Johnson and Johnson once again leads the pack in well designed shareholder communications. Take a look at their proxy statement from April of this year – you can also click to enlarge the picture of page 1 shown at left.
Rob Berrick of Dix and Eaton recently blogged on the merits of the redesigned proxy saying ” the additions of the “at a glance” content (see pages 5 or 36, for example) enhances the transparency of document by infusing it with some much needed/long-awaited “plain” English. ” I agree with Rob that the use of plain English is a key benefit of the new design – but one could say that the entire design structure works together to make a complex document more approachable and useful.
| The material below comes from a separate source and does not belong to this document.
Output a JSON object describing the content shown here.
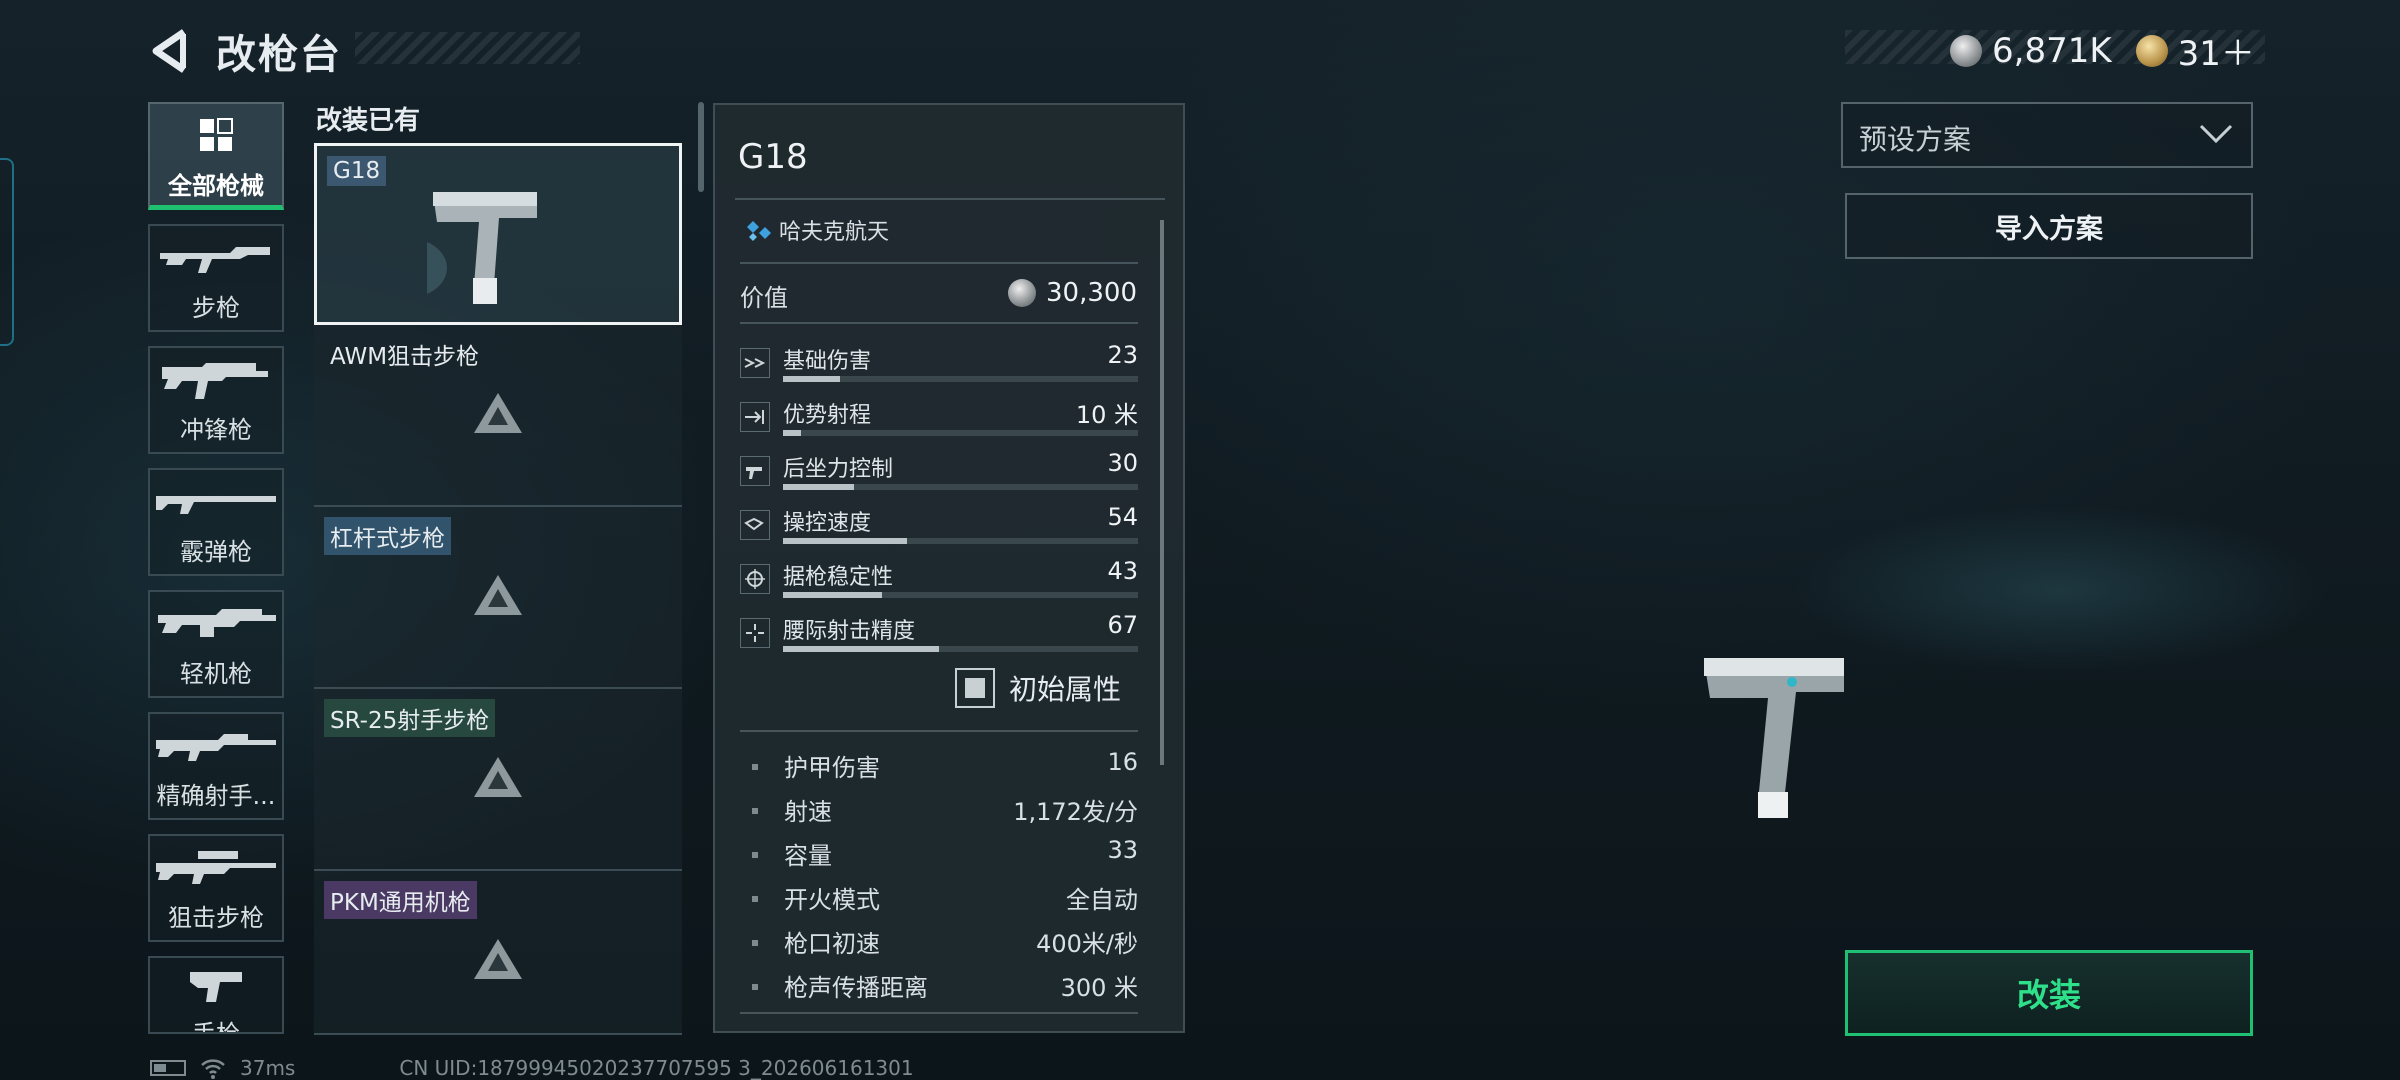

The typography isn’t fancy but it is well done and consistent. They have made appropriate use of icons and graphics throughout the document and there is a suitable amount of white space. Johnson and Johnson did not try to save a couple of pennies per proxy by cramming information onto fewer pages. There is still an opportunity to use color more effectively – particularly in the online versions of documents. Since their brand color is red – it is not particularly useful as a differentiating color in anything that might be photocopied or faxed, but, it certainly stands out from black in a PDF and can draw the eye to key points or provide additional navigational guidance through the long document.
Another point of note is that there are barcodes (QR) sprinkled throughout the document intended to allow viewers of the print version of the document to quickly access the online document via their mobile device – however I did not see any instructions for use of the code. In keeping with the multi-channel theme, Johnson and Johnson also made the shareholder meeting available as a live webcast and will have the recorded webcast available on their website for 3 months. Doug Chia, Johnson & Johnson’s Corporate Secretary was one of the first Corporate Secretaries I am aware of who embraced social media (Follow him on Twitter @DougChia ). It’s good to know that his communications savvy includes traditional media like print (and I suppose PDFs are more traditional than new these days as well.) This kind of clear communication is good for companies and their shareholders. I hope more companies will follow J&J’s lead in the coming year.